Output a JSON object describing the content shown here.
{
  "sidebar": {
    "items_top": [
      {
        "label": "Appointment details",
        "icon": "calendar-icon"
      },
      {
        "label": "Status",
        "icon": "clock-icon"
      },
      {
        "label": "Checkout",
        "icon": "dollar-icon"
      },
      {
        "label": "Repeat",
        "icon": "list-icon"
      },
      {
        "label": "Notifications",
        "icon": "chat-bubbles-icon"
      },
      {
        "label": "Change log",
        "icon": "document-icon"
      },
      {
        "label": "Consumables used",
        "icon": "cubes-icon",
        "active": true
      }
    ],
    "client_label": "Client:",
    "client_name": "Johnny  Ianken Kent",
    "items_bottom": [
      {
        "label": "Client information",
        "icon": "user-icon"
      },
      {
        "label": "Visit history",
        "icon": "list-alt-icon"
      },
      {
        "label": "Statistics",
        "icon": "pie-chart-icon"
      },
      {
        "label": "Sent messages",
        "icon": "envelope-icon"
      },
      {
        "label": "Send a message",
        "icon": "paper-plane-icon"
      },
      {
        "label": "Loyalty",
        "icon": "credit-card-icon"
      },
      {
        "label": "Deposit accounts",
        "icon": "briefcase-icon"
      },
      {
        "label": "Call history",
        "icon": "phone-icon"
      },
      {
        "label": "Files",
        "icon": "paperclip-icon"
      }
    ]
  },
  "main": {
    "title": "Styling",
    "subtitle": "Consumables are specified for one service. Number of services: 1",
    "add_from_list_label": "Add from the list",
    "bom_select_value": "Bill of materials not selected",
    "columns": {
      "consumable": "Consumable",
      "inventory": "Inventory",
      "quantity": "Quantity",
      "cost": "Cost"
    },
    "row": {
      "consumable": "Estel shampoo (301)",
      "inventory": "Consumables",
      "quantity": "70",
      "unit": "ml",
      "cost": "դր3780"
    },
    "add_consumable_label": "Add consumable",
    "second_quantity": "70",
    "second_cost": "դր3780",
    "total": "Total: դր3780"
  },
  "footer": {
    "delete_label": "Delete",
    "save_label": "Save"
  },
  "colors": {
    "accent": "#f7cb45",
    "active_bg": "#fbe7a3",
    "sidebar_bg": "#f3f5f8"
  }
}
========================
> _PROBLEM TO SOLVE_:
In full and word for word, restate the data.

> _SOLUTION FOR THIS PROBLEM_:
Output a JSON object describing the content shown here.
{
  "sidebar": {
    "items_top": [
      {
        "label": "Appointment details",
        "icon": "calendar-icon"
      },
      {
        "label": "Status",
        "icon": "clock-icon"
      },
      {
        "label": "Checkout",
        "icon": "dollar-icon"
      },
      {
        "label": "Repeat",
        "icon": "list-icon"
      },
      {
        "label": "Notifications",
        "icon": "chat-bubbles-icon"
      },
      {
        "label": "Change log",
        "icon": "document-icon"
      },
      {
        "label": "Consumables used",
        "icon": "cubes-icon",
        "active": true
      }
    ],
    "client_label": "Client:",
    "client_name": "Johnny  Ianken Kent",
    "items_bottom": [
      {
        "label": "Client information",
        "icon": "user-icon"
      },
      {
        "label": "Visit history",
        "icon": "list-alt-icon"
      },
      {
        "label": "Statistics",
        "icon": "pie-chart-icon"
      },
      {
        "label": "Sent messages",
        "icon": "envelope-icon"
      },
      {
        "label": "Send a message",
        "icon": "paper-plane-icon"
      },
      {
        "label": "Loyalty",
        "icon": "credit-card-icon"
      },
      {
        "label": "Deposit accounts",
        "icon": "briefcase-icon"
      },
      {
        "label": "Call history",
        "icon": "phone-icon"
      },
      {
        "label": "Files",
        "icon": "paperclip-icon"
      }
    ]
  },
  "main": {
    "title": "Styling",
    "subtitle": "Consumables are specified for one service. Number of services: 1",
    "add_from_list_label": "Add from the list",
    "bom_select_value": "Bill of materials not selected",
    "columns": {
      "consumable": "Consumable",
      "inventory": "Inventory",
      "quantity": "Quantity",
      "cost": "Cost"
    },
    "row": {
      "consumable": "Estel shampoo (301)",
      "inventory": "Consumables",
      "quantity": "70",
      "unit": "ml",
      "cost": "դր3780"
    },
    "add_consumable_label": "Add consumable",
    "second_quantity": "70",
    "second_cost": "դր3780",
    "total": "Total: դր3780"
  },
  "footer": {
    "delete_label": "Delete",
    "save_label": "Save"
  },
  "colors": {
    "accent": "#f7cb45",
    "active_bg": "#fbe7a3",
    "sidebar_bg": "#f3f5f8"
  }
}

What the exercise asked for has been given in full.